- [TASK DESCRIPTION]: Print every record below exactly as written.
:::::
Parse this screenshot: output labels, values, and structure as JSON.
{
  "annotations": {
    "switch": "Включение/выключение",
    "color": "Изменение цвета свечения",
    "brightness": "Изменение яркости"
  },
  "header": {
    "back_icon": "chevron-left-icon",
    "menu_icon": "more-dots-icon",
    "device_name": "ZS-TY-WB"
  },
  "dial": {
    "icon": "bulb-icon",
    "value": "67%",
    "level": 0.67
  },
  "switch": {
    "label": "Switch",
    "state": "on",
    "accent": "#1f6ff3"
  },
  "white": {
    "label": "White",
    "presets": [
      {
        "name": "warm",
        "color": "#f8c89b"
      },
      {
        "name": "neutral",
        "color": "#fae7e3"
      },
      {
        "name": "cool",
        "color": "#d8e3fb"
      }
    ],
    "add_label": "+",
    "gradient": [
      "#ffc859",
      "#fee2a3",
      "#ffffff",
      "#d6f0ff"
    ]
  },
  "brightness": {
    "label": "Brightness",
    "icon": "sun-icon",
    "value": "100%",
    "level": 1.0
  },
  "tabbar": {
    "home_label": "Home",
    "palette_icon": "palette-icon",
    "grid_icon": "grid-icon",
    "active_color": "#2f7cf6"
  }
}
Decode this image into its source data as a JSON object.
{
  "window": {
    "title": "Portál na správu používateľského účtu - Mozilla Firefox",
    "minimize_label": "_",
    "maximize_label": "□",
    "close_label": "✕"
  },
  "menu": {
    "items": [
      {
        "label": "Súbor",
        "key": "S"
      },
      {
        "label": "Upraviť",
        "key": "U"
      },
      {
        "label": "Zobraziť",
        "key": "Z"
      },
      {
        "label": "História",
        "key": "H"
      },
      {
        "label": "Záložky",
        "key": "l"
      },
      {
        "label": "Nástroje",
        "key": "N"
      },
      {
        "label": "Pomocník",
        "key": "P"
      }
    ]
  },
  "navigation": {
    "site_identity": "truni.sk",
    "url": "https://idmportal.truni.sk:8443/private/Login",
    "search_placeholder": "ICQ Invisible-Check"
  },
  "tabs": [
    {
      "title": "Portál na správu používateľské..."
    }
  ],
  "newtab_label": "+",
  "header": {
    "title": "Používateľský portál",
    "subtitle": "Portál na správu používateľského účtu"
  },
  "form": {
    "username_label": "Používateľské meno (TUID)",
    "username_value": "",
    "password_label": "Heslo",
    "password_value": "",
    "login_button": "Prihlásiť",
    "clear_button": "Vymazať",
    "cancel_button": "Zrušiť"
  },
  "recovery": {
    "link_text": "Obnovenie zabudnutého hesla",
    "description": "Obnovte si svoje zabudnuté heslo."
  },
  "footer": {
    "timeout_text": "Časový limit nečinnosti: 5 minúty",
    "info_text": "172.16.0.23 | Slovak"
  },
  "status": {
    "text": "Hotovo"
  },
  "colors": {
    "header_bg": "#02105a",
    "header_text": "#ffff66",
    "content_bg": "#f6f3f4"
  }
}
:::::
- [PROBLEM SOLUTION]:
Parse this screenshot: output labels, values, and structure as JSON.
{
  "annotations": {
    "switch": "Включение/выключение",
    "color": "Изменение цвета свечения",
    "brightness": "Изменение яркости"
  },
  "header": {
    "back_icon": "chevron-left-icon",
    "menu_icon": "more-dots-icon",
    "device_name": "ZS-TY-WB"
  },
  "dial": {
    "icon": "bulb-icon",
    "value": "67%",
    "level": 0.67
  },
  "switch": {
    "label": "Switch",
    "state": "on",
    "accent": "#1f6ff3"
  },
  "white": {
    "label": "White",
    "presets": [
      {
        "name": "warm",
        "color": "#f8c89b"
      },
      {
        "name": "neutral",
        "color": "#fae7e3"
      },
      {
        "name": "cool",
        "color": "#d8e3fb"
      }
    ],
    "add_label": "+",
    "gradient": [
      "#ffc859",
      "#fee2a3",
      "#ffffff",
      "#d6f0ff"
    ]
  },
  "brightness": {
    "label": "Brightness",
    "icon": "sun-icon",
    "value": "100%",
    "level": 1.0
  },
  "tabbar": {
    "home_label": "Home",
    "palette_icon": "palette-icon",
    "grid_icon": "grid-icon",
    "active_color": "#2f7cf6"
  }
}
Decode this image into its source data as a JSON object.
{
  "window": {
    "title": "Portál na správu používateľského účtu - Mozilla Firefox",
    "minimize_label": "_",
    "maximize_label": "□",
    "close_label": "✕"
  },
  "menu": {
    "items": [
      {
        "label": "Súbor",
        "key": "S"
      },
      {
        "label": "Upraviť",
        "key": "U"
      },
      {
        "label": "Zobraziť",
        "key": "Z"
      },
      {
        "label": "História",
        "key": "H"
      },
      {
        "label": "Záložky",
        "key": "l"
      },
      {
        "label": "Nástroje",
        "key": "N"
      },
      {
        "label": "Pomocník",
        "key": "P"
      }
    ]
  },
  "navigation": {
    "site_identity": "truni.sk",
    "url": "https://idmportal.truni.sk:8443/private/Login",
    "search_placeholder": "ICQ Invisible-Check"
  },
  "tabs": [
    {
      "title": "Portál na správu používateľské..."
    }
  ],
  "newtab_label": "+",
  "header": {
    "title": "Používateľský portál",
    "subtitle": "Portál na správu používateľského účtu"
  },
  "form": {
    "username_label": "Používateľské meno (TUID)",
    "username_value": "",
    "password_label": "Heslo",
    "password_value": "",
    "login_button": "Prihlásiť",
    "clear_button": "Vymazať",
    "cancel_button": "Zrušiť"
  },
  "recovery": {
    "link_text": "Obnovenie zabudnutého hesla",
    "description": "Obnovte si svoje zabudnuté heslo."
  },
  "footer": {
    "timeout_text": "Časový limit nečinnosti: 5 minúty",
    "info_text": "172.16.0.23 | Slovak"
  },
  "status": {
    "text": "Hotovo"
  },
  "colors": {
    "header_bg": "#02105a",
    "header_text": "#ffff66",
    "content_bg": "#f6f3f4"
  }
}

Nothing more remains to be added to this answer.